Exercise aim:
If a line in the records below contains the word "side", copy it.

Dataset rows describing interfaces
/---

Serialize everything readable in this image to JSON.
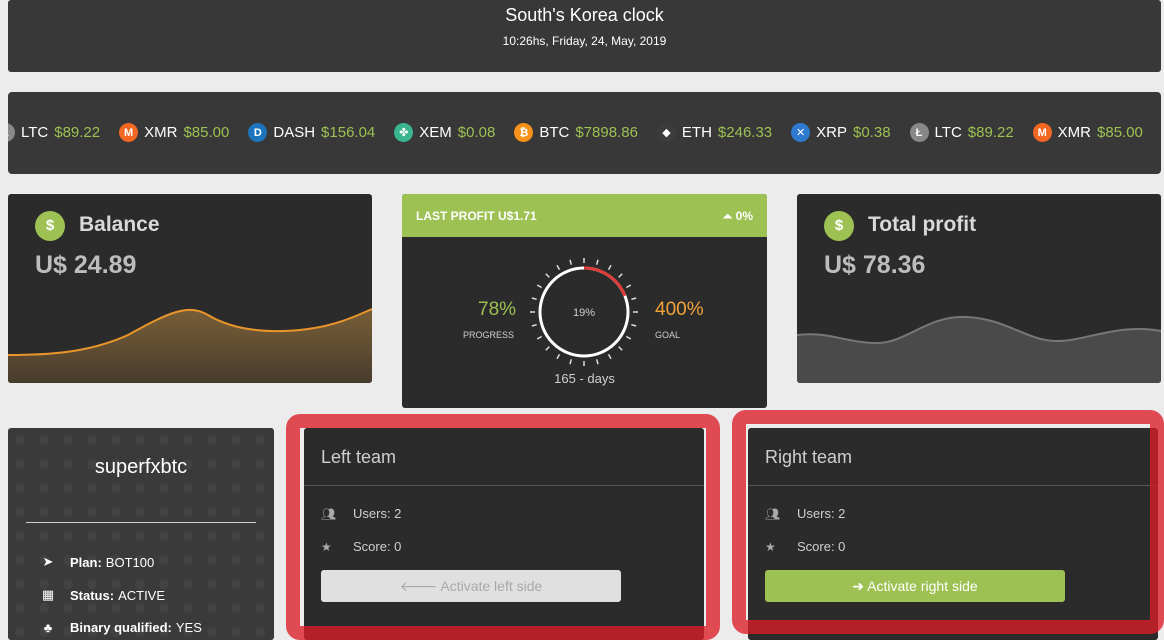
{
  "clock": {
    "title": "South's Korea clock",
    "time": "10:26hs, Friday, 24, May, 2019"
  },
  "ticker": [
    {
      "symbol": "LTC",
      "price": "$89.22",
      "icon": "litecoin-icon",
      "color": "#888888",
      "glyph": "Ł"
    },
    {
      "symbol": "XMR",
      "price": "$85.00",
      "icon": "monero-icon",
      "color": "#f26822",
      "glyph": "M"
    },
    {
      "symbol": "DASH",
      "price": "$156.04",
      "icon": "dash-icon",
      "color": "#1c75bc",
      "glyph": "D"
    },
    {
      "symbol": "XEM",
      "price": "$0.08",
      "icon": "nem-icon",
      "color": "#3bb58f",
      "glyph": "✤"
    },
    {
      "symbol": "BTC",
      "price": "$7898.86",
      "icon": "bitcoin-icon",
      "color": "#f7931a",
      "glyph": "₿"
    },
    {
      "symbol": "ETH",
      "price": "$246.33",
      "icon": "ethereum-icon",
      "color": "#3c3c3d",
      "glyph": "◆"
    },
    {
      "symbol": "XRP",
      "price": "$0.38",
      "icon": "ripple-icon",
      "color": "#2e7ad1",
      "glyph": "✕"
    },
    {
      "symbol": "LTC",
      "price": "$89.22",
      "icon": "litecoin-icon",
      "color": "#888888",
      "glyph": "Ł"
    },
    {
      "symbol": "XMR",
      "price": "$85.00",
      "icon": "monero-icon",
      "color": "#f26822",
      "glyph": "M"
    }
  ],
  "balance": {
    "label": "Balance",
    "amount": "U$ 24.89"
  },
  "total_profit": {
    "label": "Total profit",
    "amount": "U$ 78.36"
  },
  "last_profit": {
    "header": "LAST PROFIT U$1.71",
    "change": "⏶ 0%",
    "progress_value": "78%",
    "progress_label": "PROGRESS",
    "goal_value": "400%",
    "goal_label": "GOAL",
    "gauge_text": "19%",
    "gauge_fraction": 0.19,
    "days": "165 - days"
  },
  "profile": {
    "username": "superfxbtc",
    "plan_label": "Plan:",
    "plan_value": "BOT100",
    "status_label": "Status:",
    "status_value": "ACTIVE",
    "binary_label": "Binary qualified:",
    "binary_value": "YES"
  },
  "left_team": {
    "title": "Left team",
    "users": "Users: 2",
    "score": "Score: 0",
    "button": "Activate left side"
  },
  "right_team": {
    "title": "Right team",
    "users": "Users: 2",
    "score": "Score: 0",
    "button": "Activate right side"
  },
  "colors": {
    "accent_green": "#9dc152",
    "accent_orange": "#f0a43a",
    "annotation_red": "#dc1e28"
  }
}
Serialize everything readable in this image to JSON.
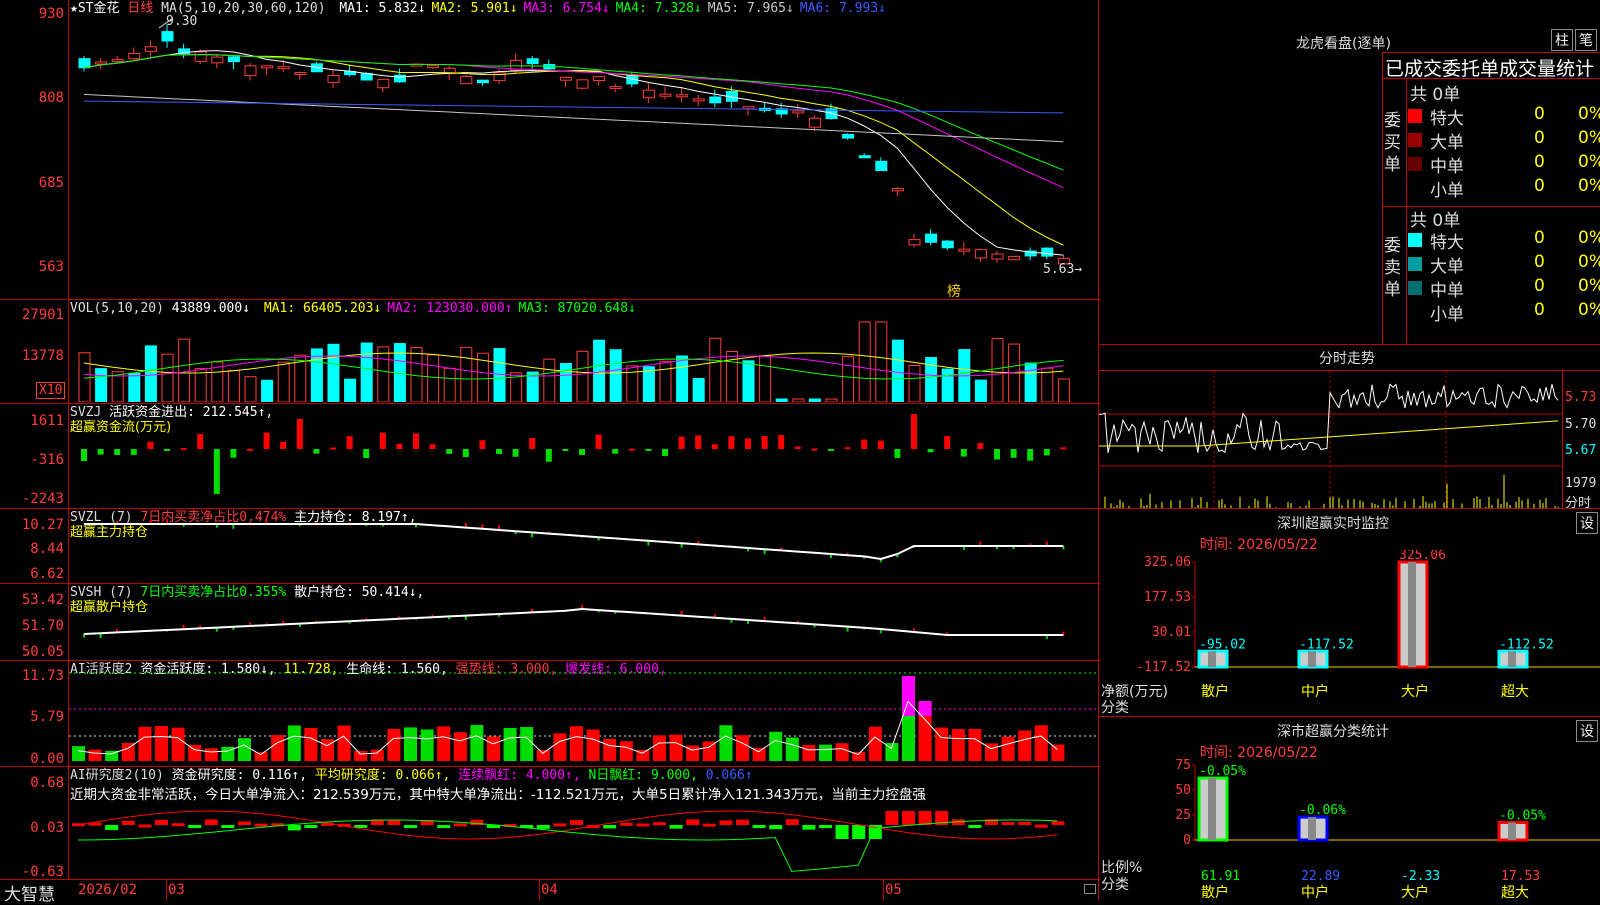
{
  "stock": {
    "name": "★ST金花",
    "period": "日线",
    "ma_header": "MA(5,10,20,30,60,120)",
    "ma": [
      {
        "label": "MA1: 5.832↓",
        "color": "#ffffff"
      },
      {
        "label": "MA2: 5.901↓",
        "color": "#ffff00"
      },
      {
        "label": "MA3: 6.754↓",
        "color": "#ff00ff"
      },
      {
        "label": "MA4: 7.328↓",
        "color": "#00ff00"
      },
      {
        "label": "MA5: 7.965↓",
        "color": "#c8c8c8"
      },
      {
        "label": "MA6: 7.993↓",
        "color": "#3a5bff"
      }
    ],
    "peak_label": "9.30",
    "last_label": "5.63→",
    "bang_label": "榜"
  },
  "price_axis": [
    "930",
    "808",
    "685",
    "563"
  ],
  "vol": {
    "header": "VOL(5,10,20)",
    "value": "43889.000↓",
    "ma": [
      {
        "label": "MA1: 66405.203↓",
        "color": "#ffff00"
      },
      {
        "label": "MA2: 123030.000↑",
        "color": "#ff00ff"
      },
      {
        "label": "MA3: 87020.648↓",
        "color": "#00ff00"
      }
    ],
    "axis": [
      "27901",
      "13778"
    ],
    "unit": "X10"
  },
  "svzj": {
    "header": "SVZJ",
    "label": "活跃资金进出: 212.545↑,",
    "sub": "超赢资金流(万元)",
    "axis": [
      "1611",
      "-316",
      "-2243"
    ]
  },
  "svzl": {
    "header": "SVZL (7)",
    "pct": "7日内买卖净占比0.474%",
    "label": "主力持仓: 8.197↑,",
    "sub": "超赢主力持仓",
    "axis": [
      "10.27",
      "8.44",
      "6.62"
    ]
  },
  "svsh": {
    "header": "SVSH (7)",
    "pct": "7日内买卖净占比0.355%",
    "label": "散户持仓: 50.414↓,",
    "sub": "超赢散户持仓",
    "axis": [
      "53.42",
      "51.70",
      "50.05"
    ]
  },
  "ai1": {
    "header": "AI活跃度2",
    "a": "资金活跃度: 1.580↓,",
    "b": "11.728,",
    "c": "生命线: 1.560,",
    "d": "强势线: 3.000,",
    "e": "爆发线: 6.000,",
    "axis": [
      "11.73",
      "5.79",
      "0.00"
    ]
  },
  "ai2": {
    "header": "AI研究度2(10)",
    "a": "资金研究度: 0.116↑,",
    "b": "平均研究度: 0.066↑,",
    "c": "连续飘红: 4.000↑,",
    "d": "N日飘红: 9.000,",
    "e": "0.066↑",
    "comment": "近期大资金非常活跃，今日大单净流入：212.539万元，其中特大单净流出：-112.521万元，大单5日累计净入121.343万元，当前主力控盘强",
    "axis": [
      "0.68",
      "0.03",
      "-0.63"
    ]
  },
  "bottom": {
    "brand": "大智慧",
    "dates": [
      "2026/02",
      "03",
      "04",
      "05"
    ]
  },
  "longhu": {
    "title": "龙虎看盘(逐单)",
    "btn1": "柱",
    "btn2": "笔",
    "subtitle": "已成交委托单成交量统计",
    "buy_label": "委买单",
    "sell_label": "委卖单",
    "buy_total": "共 0单",
    "sell_total": "共 0单",
    "buy_rows": [
      {
        "name": "特大",
        "v": "0",
        "p": "0%",
        "color": "#ff0000"
      },
      {
        "name": "大单",
        "v": "0",
        "p": "0%",
        "color": "#990000"
      },
      {
        "name": "中单",
        "v": "0",
        "p": "0%",
        "color": "#660000"
      },
      {
        "name": "小单",
        "v": "0",
        "p": "0%",
        "color": ""
      }
    ],
    "sell_rows": [
      {
        "name": "特大",
        "v": "0",
        "p": "0%",
        "color": "#00ffff"
      },
      {
        "name": "大单",
        "v": "0",
        "p": "0%",
        "color": "#00a0a0"
      },
      {
        "name": "中单",
        "v": "0",
        "p": "0%",
        "color": "#007070"
      },
      {
        "name": "小单",
        "v": "0",
        "p": "0%",
        "color": ""
      }
    ]
  },
  "fenshi": {
    "title": "分时走势",
    "axis": [
      "5.73",
      "5.70",
      "5.67"
    ],
    "vol_axis": [
      "1979",
      "分时"
    ]
  },
  "sz_monitor": {
    "title": "深圳超赢实时监控",
    "btn": "设",
    "date": "时间: 2026/05/22",
    "unit": "净额(万元)",
    "cat": "分类",
    "axis": [
      "325.06",
      "177.53",
      "30.01",
      "-117.52"
    ],
    "labels": [
      "散户",
      "中户",
      "大户",
      "超大"
    ],
    "values": [
      -95.02,
      -117.52,
      325.06,
      -112.52
    ],
    "value_labels": [
      "-95.02",
      "-117.52",
      "325.06",
      "-112.52"
    ]
  },
  "sz_class": {
    "title": "深市超赢分类统计",
    "btn": "设",
    "date": "时间: 2026/05/22",
    "unit": "比例%",
    "cat": "分类",
    "axis": [
      "75",
      "50",
      "25",
      "0"
    ],
    "labels": [
      "散户",
      "中户",
      "大户",
      "超大"
    ],
    "pct_labels": [
      "-0.05%",
      "-0.06%",
      "",
      "-0.05%"
    ],
    "values": [
      61.91,
      22.89,
      -2.33,
      17.53
    ],
    "value_labels": [
      "61.91",
      "22.89",
      "-2.33",
      "17.53"
    ]
  },
  "chart_data": [
    {
      "type": "bar",
      "title": "深圳超赢实时监控",
      "ylabel": "净额(万元)",
      "categories": [
        "散户",
        "中户",
        "大户",
        "超大"
      ],
      "values": [
        -95.02,
        -117.52,
        325.06,
        -112.52
      ],
      "ylim": [
        -117.52,
        325.06
      ]
    },
    {
      "type": "bar",
      "title": "深市超赢分类统计",
      "ylabel": "比例%",
      "categories": [
        "散户",
        "中户",
        "大户",
        "超大"
      ],
      "values": [
        61.91,
        22.89,
        -2.33,
        17.53
      ],
      "ylim": [
        0,
        75
      ]
    }
  ]
}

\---

Output for this task:
    "button": "Activate left side"
    "button": "Activate right side"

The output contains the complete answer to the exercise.